As far as specs go, the three cars are similar, with the exception of the entry-level 1.6 Conceptiline model, today’s Volkswagen Polo features a three-cylinder 999 cc turbo engine across the range. Rated at 70 kW and 175 Nm of torque, this three-cylinder engine is the most powerful of the three. The difference is small but significant. The 0-100km/h time is rated at 10.8 seconds and the top speed is 187km/h. Fuel consumption is rated at an ambitious 4,5l/100km, but in practice, you’ll see 5,5 to 6,0l/100km.

Polo has set the standard for interior trim for some now, the benchmark against which other B-segment hatchbacks are measured. The latest version is no different, although, in terms of pleasure, the top-of-the-line Nissan Micra runs it close. The infotainment system is handled via a 6.5-inch combo color touchscreen, and the gauges offer an optional Active Info Display digital gauge setup.
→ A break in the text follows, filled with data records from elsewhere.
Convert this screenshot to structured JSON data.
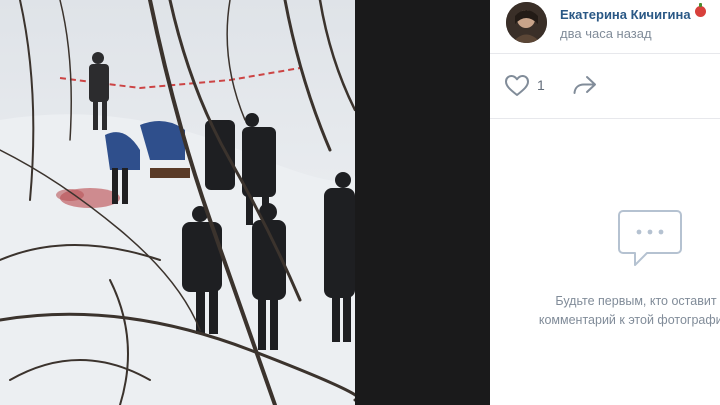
{
  "post": {
    "author_name": "Екатерина Кичигина",
    "time": "два часа назад",
    "likes_count": "1"
  },
  "comments": {
    "empty_line1": "Будьте первым, кто оставит",
    "empty_line2": "комментарий к этой фотографии."
  },
  "icons": {
    "like": "heart-icon",
    "share": "share-arrow-icon",
    "comments": "comments-bubble-icon",
    "badge": "apple-badge-icon"
  },
  "colors": {
    "author_link": "#2a5885",
    "secondary_text": "#818c99",
    "icon_gray": "#818c99",
    "divider": "#e7e8ec"
  }
}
One of the advantages of Polo is that it retains the visual connection to previous generations. This fact affects its long-term resale value, and as one of the best-selling models in the country to date, the resale value is the best of any car. However, the top-of-the-line versions of the Polo are by no means cheap right now, and if you add options, they can be quite expensive.

So, which is the best value for money?

If a premium style is what you’re after, the new Nissan Micra takes a few hits, with its beautiful high-end interior complemented by sleek body styling that pushes the Micra upmarket from its previous position. The Volkswagen Polo is the benchmark for the overall combination of packaging, performance, and, most importantly, ride quality. The car behaves like a large luxury car on most road surfaces, while the other two models discussed here don’t do it to the same degree.

But with that comes the question of value for money. Although almost a generation older than the Polo and Micra launched in 2018, the current (launched in 2015) Opel Corsa still offers a lot of simple packaging at a very competitive price. It may not win the styling, ride quality, or performance races in this trio, but as a daily driver it’s a remarkably easy car with a pleasing Opel quality, “character”.

For the price, it’s great. The base model 1.0T is priced at R247,900, while the top-of-the-line 1-liter model 1.0T enjoys a 120Y Special Edition priced at R270,250. This pricing structure significantly undercuts the price structure of the Polo and Micra, which have already breached the R300,000 mark, for their top-spec models.

Therefore, the current winner with the best price/performance ratio is Opel. As for the long-term value outlook, keep in mind that the new Corsa is due in late 2020 and promises to be a whole new ball game in style.

Leave a Reply

Your email address will not be published. Required fields are marked *